He said, "A player who stands up for his rights and the rights of other players should be applauded."
Singh, who is widely admired and liked by his peers (caddies and reporters tend to see his cranky side), has put himself in a peculiar position. Not every player will possibly like the fact he is challenging the Tour legally even after he admitted publicly to using a substance on the Tour's banned list.
Singh is 50, and last month at the Champions tour event in Savannah, the veteran golfer Mike Reid was wondering why Singh, who has struggled this year on Tour (with nothing better than a 20th place finish in nine starts), doesn't play on the senior circuit.
"There wouldn't be a par-5 out here for him," Reid said.
He said he would most likely challenge Bernhard Langer as the best player on the tour. He could make a fortune there.
In his more than two decades on the PGA Tour, Singh has led an almost monastic golfing life, with range sessions that have lasted for hours at a time. He has doted on his only child, Qass, who was on hand at the Players. Between his worldwide earnings and his endorsements, he has most likely made more than $100 million in his career.
His life to date begs the questions: Why is he pursuing this lawsuit, and why is he pursuing it with Rosenblum?
Barron has another lawyer in Memphis, Arthur Horne, who is not representing Singh. Earlier this year, Horne offered an interesting insight into Barron's case.
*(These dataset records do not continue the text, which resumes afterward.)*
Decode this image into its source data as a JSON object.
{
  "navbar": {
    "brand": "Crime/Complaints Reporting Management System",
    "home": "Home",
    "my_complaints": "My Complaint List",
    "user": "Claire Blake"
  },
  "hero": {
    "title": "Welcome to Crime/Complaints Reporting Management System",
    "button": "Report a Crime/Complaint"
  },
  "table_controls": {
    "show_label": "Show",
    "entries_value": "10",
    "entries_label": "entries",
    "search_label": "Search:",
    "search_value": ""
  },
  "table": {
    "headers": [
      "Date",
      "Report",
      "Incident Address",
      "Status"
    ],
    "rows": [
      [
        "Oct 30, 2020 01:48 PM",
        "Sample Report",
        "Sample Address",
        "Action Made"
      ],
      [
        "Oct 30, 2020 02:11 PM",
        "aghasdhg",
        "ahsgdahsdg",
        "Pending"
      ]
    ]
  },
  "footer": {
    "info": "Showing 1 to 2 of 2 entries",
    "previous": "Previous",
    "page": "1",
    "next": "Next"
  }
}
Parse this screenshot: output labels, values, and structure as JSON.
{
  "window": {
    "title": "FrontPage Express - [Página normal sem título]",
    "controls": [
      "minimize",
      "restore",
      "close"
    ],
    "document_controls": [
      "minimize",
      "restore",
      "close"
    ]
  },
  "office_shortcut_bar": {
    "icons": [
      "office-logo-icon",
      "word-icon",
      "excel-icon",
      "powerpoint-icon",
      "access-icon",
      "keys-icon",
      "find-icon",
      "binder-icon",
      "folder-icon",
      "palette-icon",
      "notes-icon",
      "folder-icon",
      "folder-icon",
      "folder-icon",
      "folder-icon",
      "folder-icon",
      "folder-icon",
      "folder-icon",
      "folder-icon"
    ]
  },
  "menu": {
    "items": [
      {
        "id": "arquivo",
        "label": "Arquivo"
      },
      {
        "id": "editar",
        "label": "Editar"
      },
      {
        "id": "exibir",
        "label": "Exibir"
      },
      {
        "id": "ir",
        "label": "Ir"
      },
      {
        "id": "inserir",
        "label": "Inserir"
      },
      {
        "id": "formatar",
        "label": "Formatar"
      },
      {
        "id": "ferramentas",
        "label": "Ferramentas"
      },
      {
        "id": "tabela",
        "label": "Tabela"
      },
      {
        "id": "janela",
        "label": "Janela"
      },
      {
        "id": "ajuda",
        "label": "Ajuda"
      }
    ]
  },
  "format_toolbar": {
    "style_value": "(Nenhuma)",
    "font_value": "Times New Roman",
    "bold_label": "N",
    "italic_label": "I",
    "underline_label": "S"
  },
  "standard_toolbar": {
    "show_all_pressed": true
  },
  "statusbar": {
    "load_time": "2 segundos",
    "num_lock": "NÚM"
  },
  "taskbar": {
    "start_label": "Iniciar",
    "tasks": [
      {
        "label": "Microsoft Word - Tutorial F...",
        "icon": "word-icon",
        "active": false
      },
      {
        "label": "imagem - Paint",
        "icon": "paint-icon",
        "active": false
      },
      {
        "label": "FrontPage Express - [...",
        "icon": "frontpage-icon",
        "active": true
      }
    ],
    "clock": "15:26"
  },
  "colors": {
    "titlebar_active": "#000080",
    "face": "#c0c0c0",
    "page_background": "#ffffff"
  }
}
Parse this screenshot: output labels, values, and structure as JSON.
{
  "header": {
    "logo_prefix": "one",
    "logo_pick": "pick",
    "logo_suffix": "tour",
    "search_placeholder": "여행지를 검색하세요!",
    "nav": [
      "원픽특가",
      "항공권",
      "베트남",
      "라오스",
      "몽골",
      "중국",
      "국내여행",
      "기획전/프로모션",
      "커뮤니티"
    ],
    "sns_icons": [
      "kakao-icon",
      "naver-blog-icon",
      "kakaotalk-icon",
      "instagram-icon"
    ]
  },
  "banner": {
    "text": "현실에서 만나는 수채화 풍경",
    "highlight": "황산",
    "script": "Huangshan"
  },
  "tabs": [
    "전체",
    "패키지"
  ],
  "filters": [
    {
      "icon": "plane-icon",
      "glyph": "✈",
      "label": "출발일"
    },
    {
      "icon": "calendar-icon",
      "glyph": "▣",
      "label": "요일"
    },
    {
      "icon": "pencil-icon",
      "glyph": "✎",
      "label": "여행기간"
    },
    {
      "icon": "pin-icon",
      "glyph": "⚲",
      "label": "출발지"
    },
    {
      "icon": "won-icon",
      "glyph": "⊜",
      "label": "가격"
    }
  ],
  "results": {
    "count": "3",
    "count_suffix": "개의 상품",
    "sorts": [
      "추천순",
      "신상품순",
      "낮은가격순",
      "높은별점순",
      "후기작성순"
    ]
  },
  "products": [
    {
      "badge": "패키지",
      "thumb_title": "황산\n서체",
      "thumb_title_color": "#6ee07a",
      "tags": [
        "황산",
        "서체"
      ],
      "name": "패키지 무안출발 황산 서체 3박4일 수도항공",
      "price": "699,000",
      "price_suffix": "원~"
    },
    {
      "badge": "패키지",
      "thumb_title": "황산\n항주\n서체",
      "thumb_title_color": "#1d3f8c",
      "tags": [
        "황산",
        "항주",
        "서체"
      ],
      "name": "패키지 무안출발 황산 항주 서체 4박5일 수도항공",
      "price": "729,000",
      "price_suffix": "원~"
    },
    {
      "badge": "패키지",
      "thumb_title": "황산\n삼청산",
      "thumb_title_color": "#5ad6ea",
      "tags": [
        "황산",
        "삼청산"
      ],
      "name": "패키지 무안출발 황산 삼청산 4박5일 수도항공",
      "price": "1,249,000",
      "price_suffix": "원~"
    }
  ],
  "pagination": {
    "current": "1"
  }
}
Horne said the Tour and Barron settled because, during the suit's discovery phrase, Barron was asking for every failed drug test the Tour had ever received, and the Tour "really didn't want to give that up."
Of course, there may or may not be failed tests. The lawyer representing the Tour in the Singh case, Rich Young of Colorado Springs, did not respond to an e-mail or a phone message. Young represented the Tour in Barron's suit as well.
Singh said in his suit he has been "humiliated, ashamed, ridiculed, scorned and [rendered] emotionally distraught" by the Tour. How he can be made whole by way of a lawsuit is not easy to imagine. It would seem unlikely that payment is his goal here.
If Singh's true goal is to force the Tour to release embarrassing information (that it may or may not even have), then the era of lawyers showing up on Golf Channel is only just beginning. Barron's case, of course, never got that far. Singh will have less cause to settle or resolve. If a court dismisses it, that's a whole different matter.
In any event, it has been a long time since Singh has played a round in which he has made seven birdies, let alone seven straight.